Work task: Report every line below that carries the word "What".

Data shown:

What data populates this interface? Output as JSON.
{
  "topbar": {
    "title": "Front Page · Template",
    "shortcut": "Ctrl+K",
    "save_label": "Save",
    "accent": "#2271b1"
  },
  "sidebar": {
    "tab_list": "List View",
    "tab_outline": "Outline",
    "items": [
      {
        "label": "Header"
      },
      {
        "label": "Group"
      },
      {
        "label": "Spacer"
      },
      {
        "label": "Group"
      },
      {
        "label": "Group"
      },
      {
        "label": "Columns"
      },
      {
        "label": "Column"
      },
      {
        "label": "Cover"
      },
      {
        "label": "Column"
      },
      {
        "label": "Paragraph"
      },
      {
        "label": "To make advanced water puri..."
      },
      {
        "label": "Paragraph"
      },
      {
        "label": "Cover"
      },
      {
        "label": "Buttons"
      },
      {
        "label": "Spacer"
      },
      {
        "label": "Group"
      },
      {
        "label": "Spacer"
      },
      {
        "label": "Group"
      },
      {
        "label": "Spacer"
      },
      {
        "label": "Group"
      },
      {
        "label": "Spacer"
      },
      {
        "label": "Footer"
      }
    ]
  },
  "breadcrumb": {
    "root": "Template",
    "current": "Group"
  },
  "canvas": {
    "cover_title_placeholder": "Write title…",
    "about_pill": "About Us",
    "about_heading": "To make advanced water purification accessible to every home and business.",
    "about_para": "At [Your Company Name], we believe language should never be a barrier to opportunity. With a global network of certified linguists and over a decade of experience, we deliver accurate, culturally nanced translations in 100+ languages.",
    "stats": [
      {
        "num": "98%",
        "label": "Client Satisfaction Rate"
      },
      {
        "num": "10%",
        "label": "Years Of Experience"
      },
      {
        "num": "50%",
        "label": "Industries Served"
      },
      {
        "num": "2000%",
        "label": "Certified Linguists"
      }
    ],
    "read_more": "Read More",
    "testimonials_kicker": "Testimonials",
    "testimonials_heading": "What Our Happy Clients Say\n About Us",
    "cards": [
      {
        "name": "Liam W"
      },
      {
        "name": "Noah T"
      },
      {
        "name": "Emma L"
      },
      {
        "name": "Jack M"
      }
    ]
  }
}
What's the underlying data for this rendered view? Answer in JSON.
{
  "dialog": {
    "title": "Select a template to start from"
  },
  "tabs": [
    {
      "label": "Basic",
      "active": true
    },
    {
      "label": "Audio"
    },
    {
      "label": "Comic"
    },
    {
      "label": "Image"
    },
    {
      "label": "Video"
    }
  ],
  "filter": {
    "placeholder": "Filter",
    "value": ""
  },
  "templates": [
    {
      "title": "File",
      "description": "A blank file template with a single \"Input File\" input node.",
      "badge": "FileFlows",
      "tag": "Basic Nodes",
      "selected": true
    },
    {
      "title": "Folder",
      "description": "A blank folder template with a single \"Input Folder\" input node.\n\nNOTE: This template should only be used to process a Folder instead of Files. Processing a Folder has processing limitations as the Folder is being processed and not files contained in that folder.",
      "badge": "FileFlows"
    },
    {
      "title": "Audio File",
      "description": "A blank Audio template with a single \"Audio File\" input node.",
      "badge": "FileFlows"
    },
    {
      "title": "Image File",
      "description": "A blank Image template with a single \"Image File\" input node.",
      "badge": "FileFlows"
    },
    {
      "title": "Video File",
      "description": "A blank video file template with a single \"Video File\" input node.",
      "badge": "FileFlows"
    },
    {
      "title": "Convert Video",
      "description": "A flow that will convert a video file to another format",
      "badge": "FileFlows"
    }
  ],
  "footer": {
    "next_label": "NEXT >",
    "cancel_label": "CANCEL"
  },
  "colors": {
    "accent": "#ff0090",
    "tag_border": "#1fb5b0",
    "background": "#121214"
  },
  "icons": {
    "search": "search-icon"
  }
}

Answer to this exercise:
What data populates this interface? Output as JSON.
    "testimonials_heading": "What Our Happy Clients Say\n About Us",
What's the underlying data for this rendered view? Answer in JSON.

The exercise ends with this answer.